What the exercise asks »
Top to bottom, output the entries that follow exactly.

Component data from apps and pages
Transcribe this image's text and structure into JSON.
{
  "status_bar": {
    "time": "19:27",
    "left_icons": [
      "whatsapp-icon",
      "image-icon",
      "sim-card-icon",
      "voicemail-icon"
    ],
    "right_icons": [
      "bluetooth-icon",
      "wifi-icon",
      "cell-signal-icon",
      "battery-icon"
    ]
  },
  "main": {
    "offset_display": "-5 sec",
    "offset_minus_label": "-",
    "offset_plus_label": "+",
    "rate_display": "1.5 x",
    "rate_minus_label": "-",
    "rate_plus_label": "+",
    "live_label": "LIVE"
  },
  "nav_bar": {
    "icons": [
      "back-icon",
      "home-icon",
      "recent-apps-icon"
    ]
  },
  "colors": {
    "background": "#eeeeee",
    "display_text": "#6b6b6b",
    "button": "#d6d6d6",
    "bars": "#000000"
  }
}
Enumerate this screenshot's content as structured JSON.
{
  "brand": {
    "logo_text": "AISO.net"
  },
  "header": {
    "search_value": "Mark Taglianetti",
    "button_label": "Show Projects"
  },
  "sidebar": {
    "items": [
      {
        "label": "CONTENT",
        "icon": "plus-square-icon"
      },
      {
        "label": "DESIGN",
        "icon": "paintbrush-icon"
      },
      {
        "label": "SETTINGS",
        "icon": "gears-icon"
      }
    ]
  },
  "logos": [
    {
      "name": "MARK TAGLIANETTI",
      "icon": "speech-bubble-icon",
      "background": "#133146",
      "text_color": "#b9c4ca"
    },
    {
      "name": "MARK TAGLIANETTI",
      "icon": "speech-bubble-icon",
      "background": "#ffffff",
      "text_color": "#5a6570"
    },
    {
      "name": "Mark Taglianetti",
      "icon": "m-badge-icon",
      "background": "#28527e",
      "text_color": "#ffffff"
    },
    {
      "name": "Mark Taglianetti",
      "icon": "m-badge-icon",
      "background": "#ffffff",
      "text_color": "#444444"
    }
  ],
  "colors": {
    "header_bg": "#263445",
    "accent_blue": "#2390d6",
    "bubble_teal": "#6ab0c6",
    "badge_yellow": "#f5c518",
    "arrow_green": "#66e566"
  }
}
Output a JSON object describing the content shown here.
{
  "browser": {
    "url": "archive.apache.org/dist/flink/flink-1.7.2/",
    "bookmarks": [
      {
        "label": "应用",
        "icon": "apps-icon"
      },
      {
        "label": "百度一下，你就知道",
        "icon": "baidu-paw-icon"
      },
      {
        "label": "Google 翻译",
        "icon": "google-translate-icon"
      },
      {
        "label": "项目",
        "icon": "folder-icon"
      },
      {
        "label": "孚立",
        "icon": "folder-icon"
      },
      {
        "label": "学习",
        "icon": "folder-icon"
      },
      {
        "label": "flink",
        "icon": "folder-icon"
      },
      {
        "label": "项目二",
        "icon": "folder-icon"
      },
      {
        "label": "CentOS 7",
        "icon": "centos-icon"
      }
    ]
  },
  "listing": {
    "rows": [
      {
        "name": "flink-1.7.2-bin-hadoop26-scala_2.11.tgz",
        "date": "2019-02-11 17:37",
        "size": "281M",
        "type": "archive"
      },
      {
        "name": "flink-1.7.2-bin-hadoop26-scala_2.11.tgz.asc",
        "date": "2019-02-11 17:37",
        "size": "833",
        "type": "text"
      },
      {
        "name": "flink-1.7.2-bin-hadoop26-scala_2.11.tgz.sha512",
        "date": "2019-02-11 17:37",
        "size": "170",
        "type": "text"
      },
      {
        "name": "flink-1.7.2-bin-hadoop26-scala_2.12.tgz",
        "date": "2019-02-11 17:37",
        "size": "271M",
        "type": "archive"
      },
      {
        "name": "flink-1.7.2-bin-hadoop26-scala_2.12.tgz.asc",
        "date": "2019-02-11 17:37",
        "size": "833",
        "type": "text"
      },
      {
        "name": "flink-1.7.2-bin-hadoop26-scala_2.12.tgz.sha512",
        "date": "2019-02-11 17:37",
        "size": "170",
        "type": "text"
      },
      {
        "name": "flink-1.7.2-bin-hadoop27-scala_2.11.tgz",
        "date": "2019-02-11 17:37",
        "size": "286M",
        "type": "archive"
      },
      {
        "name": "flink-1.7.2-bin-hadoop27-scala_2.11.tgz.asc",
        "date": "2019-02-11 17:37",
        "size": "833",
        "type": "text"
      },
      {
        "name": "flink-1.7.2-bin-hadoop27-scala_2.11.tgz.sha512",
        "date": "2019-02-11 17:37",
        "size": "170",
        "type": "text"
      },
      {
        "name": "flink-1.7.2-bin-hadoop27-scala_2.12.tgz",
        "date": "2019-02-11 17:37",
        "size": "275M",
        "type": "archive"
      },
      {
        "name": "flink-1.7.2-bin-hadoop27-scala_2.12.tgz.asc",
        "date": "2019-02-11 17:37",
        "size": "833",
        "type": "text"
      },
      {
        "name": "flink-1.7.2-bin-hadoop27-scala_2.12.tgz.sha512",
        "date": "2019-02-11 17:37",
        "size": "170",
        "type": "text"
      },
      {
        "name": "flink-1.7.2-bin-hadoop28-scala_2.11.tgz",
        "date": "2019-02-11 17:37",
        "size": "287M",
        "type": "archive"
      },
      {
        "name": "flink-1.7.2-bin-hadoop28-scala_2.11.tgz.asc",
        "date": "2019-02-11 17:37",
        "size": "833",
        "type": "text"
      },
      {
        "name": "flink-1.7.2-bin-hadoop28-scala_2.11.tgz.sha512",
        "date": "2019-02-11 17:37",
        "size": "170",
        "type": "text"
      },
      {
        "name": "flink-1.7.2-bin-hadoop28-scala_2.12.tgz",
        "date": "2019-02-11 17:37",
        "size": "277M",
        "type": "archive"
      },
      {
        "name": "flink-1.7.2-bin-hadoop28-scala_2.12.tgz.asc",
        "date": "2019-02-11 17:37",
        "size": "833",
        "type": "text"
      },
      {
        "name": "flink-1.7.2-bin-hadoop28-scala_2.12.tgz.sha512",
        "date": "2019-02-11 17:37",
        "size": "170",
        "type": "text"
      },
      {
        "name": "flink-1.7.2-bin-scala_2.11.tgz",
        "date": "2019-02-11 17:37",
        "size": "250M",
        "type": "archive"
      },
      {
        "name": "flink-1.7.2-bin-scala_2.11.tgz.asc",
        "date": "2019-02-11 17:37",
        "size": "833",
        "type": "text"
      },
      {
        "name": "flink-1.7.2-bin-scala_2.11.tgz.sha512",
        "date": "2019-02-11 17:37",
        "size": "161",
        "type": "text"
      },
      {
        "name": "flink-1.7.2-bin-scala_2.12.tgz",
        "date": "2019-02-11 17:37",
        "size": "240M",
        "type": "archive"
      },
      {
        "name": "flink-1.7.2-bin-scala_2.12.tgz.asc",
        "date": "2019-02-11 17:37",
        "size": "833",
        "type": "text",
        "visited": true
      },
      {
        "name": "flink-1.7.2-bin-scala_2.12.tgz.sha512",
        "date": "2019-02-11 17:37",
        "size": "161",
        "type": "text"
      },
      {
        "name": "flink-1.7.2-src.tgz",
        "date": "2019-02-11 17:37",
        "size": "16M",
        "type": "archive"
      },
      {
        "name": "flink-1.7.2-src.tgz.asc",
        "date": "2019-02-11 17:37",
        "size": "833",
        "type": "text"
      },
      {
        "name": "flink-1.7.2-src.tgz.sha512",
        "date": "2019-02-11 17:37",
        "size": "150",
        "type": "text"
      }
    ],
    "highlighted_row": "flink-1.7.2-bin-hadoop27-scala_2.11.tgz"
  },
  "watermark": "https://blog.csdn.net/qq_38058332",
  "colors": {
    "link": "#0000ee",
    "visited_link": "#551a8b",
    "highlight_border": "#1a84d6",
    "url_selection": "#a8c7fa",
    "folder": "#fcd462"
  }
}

Finished task »
Transcribe this image's text and structure into JSON.
{
  "status_bar": {
    "time": "19:27",
    "left_icons": [
      "whatsapp-icon",
      "image-icon",
      "sim-card-icon",
      "voicemail-icon"
    ],
    "right_icons": [
      "bluetooth-icon",
      "wifi-icon",
      "cell-signal-icon",
      "battery-icon"
    ]
  },
  "main": {
    "offset_display": "-5 sec",
    "offset_minus_label": "-",
    "offset_plus_label": "+",
    "rate_display": "1.5 x",
    "rate_minus_label": "-",
    "rate_plus_label": "+",
    "live_label": "LIVE"
  },
  "nav_bar": {
    "icons": [
      "back-icon",
      "home-icon",
      "recent-apps-icon"
    ]
  },
  "colors": {
    "background": "#eeeeee",
    "display_text": "#6b6b6b",
    "button": "#d6d6d6",
    "bars": "#000000"
  }
}
Enumerate this screenshot's content as structured JSON.
{
  "brand": {
    "logo_text": "AISO.net"
  },
  "header": {
    "search_value": "Mark Taglianetti",
    "button_label": "Show Projects"
  },
  "sidebar": {
    "items": [
      {
        "label": "CONTENT",
        "icon": "plus-square-icon"
      },
      {
        "label": "DESIGN",
        "icon": "paintbrush-icon"
      },
      {
        "label": "SETTINGS",
        "icon": "gears-icon"
      }
    ]
  },
  "logos": [
    {
      "name": "MARK TAGLIANETTI",
      "icon": "speech-bubble-icon",
      "background": "#133146",
      "text_color": "#b9c4ca"
    },
    {
      "name": "MARK TAGLIANETTI",
      "icon": "speech-bubble-icon",
      "background": "#ffffff",
      "text_color": "#5a6570"
    },
    {
      "name": "Mark Taglianetti",
      "icon": "m-badge-icon",
      "background": "#28527e",
      "text_color": "#ffffff"
    },
    {
      "name": "Mark Taglianetti",
      "icon": "m-badge-icon",
      "background": "#ffffff",
      "text_color": "#444444"
    }
  ],
  "colors": {
    "header_bg": "#263445",
    "accent_blue": "#2390d6",
    "bubble_teal": "#6ab0c6",
    "badge_yellow": "#f5c518",
    "arrow_green": "#66e566"
  }
}
Output a JSON object describing the content shown here.
{
  "browser": {
    "url": "archive.apache.org/dist/flink/flink-1.7.2/",
    "bookmarks": [
      {
        "label": "应用",
        "icon": "apps-icon"
      },
      {
        "label": "百度一下，你就知道",
        "icon": "baidu-paw-icon"
      },
      {
        "label": "Google 翻译",
        "icon": "google-translate-icon"
      },
      {
        "label": "项目",
        "icon": "folder-icon"
      },
      {
        "label": "孚立",
        "icon": "folder-icon"
      },
      {
        "label": "学习",
        "icon": "folder-icon"
      },
      {
        "label": "flink",
        "icon": "folder-icon"
      },
      {
        "label": "项目二",
        "icon": "folder-icon"
      },
      {
        "label": "CentOS 7",
        "icon": "centos-icon"
      }
    ]
  },
  "listing": {
    "rows": [
      {
        "name": "flink-1.7.2-bin-hadoop26-scala_2.11.tgz",
        "date": "2019-02-11 17:37",
        "size": "281M",
        "type": "archive"
      },
      {
        "name": "flink-1.7.2-bin-hadoop26-scala_2.11.tgz.asc",
        "date": "2019-02-11 17:37",
        "size": "833",
        "type": "text"
      },
      {
        "name": "flink-1.7.2-bin-hadoop26-scala_2.11.tgz.sha512",
        "date": "2019-02-11 17:37",
        "size": "170",
        "type": "text"
      },
      {
        "name": "flink-1.7.2-bin-hadoop26-scala_2.12.tgz",
        "date": "2019-02-11 17:37",
        "size": "271M",
        "type": "archive"
      },
      {
        "name": "flink-1.7.2-bin-hadoop26-scala_2.12.tgz.asc",
        "date": "2019-02-11 17:37",
        "size": "833",
        "type": "text"
      },
      {
        "name": "flink-1.7.2-bin-hadoop26-scala_2.12.tgz.sha512",
        "date": "2019-02-11 17:37",
        "size": "170",
        "type": "text"
      },
      {
        "name": "flink-1.7.2-bin-hadoop27-scala_2.11.tgz",
        "date": "2019-02-11 17:37",
        "size": "286M",
        "type": "archive"
      },
      {
        "name": "flink-1.7.2-bin-hadoop27-scala_2.11.tgz.asc",
        "date": "2019-02-11 17:37",
        "size": "833",
        "type": "text"
      },
      {
        "name": "flink-1.7.2-bin-hadoop27-scala_2.11.tgz.sha512",
        "date": "2019-02-11 17:37",
        "size": "170",
        "type": "text"
      },
      {
        "name": "flink-1.7.2-bin-hadoop27-scala_2.12.tgz",
        "date": "2019-02-11 17:37",
        "size": "275M",
        "type": "archive"
      },
      {
        "name": "flink-1.7.2-bin-hadoop27-scala_2.12.tgz.asc",
        "date": "2019-02-11 17:37",
        "size": "833",
        "type": "text"
      },
      {
        "name": "flink-1.7.2-bin-hadoop27-scala_2.12.tgz.sha512",
        "date": "2019-02-11 17:37",
        "size": "170",
        "type": "text"
      },
      {
        "name": "flink-1.7.2-bin-hadoop28-scala_2.11.tgz",
        "date": "2019-02-11 17:37",
        "size": "287M",
        "type": "archive"
      },
      {
        "name": "flink-1.7.2-bin-hadoop28-scala_2.11.tgz.asc",
        "date": "2019-02-11 17:37",
        "size": "833",
        "type": "text"
      },
      {
        "name": "flink-1.7.2-bin-hadoop28-scala_2.11.tgz.sha512",
        "date": "2019-02-11 17:37",
        "size": "170",
        "type": "text"
      },
      {
        "name": "flink-1.7.2-bin-hadoop28-scala_2.12.tgz",
        "date": "2019-02-11 17:37",
        "size": "277M",
        "type": "archive"
      },
      {
        "name": "flink-1.7.2-bin-hadoop28-scala_2.12.tgz.asc",
        "date": "2019-02-11 17:37",
        "size": "833",
        "type": "text"
      },
      {
        "name": "flink-1.7.2-bin-hadoop28-scala_2.12.tgz.sha512",
        "date": "2019-02-11 17:37",
        "size": "170",
        "type": "text"
      },
      {
        "name": "flink-1.7.2-bin-scala_2.11.tgz",
        "date": "2019-02-11 17:37",
        "size": "250M",
        "type": "archive"
      },
      {
        "name": "flink-1.7.2-bin-scala_2.11.tgz.asc",
        "date": "2019-02-11 17:37",
        "size": "833",
        "type": "text"
      },
      {
        "name": "flink-1.7.2-bin-scala_2.11.tgz.sha512",
        "date": "2019-02-11 17:37",
        "size": "161",
        "type": "text"
      },
      {
        "name": "flink-1.7.2-bin-scala_2.12.tgz",
        "date": "2019-02-11 17:37",
        "size": "240M",
        "type": "archive"
      },
      {
        "name": "flink-1.7.2-bin-scala_2.12.tgz.asc",
        "date": "2019-02-11 17:37",
        "size": "833",
        "type": "text",
        "visited": true
      },
      {
        "name": "flink-1.7.2-bin-scala_2.12.tgz.sha512",
        "date": "2019-02-11 17:37",
        "size": "161",
        "type": "text"
      },
      {
        "name": "flink-1.7.2-src.tgz",
        "date": "2019-02-11 17:37",
        "size": "16M",
        "type": "archive"
      },
      {
        "name": "flink-1.7.2-src.tgz.asc",
        "date": "2019-02-11 17:37",
        "size": "833",
        "type": "text"
      },
      {
        "name": "flink-1.7.2-src.tgz.sha512",
        "date": "2019-02-11 17:37",
        "size": "150",
        "type": "text"
      }
    ],
    "highlighted_row": "flink-1.7.2-bin-hadoop27-scala_2.11.tgz"
  },
  "watermark": "https://blog.csdn.net/qq_38058332",
  "colors": {
    "link": "#0000ee",
    "visited_link": "#551a8b",
    "highlight_border": "#1a84d6",
    "url_selection": "#a8c7fa",
    "folder": "#fcd462"
  }
}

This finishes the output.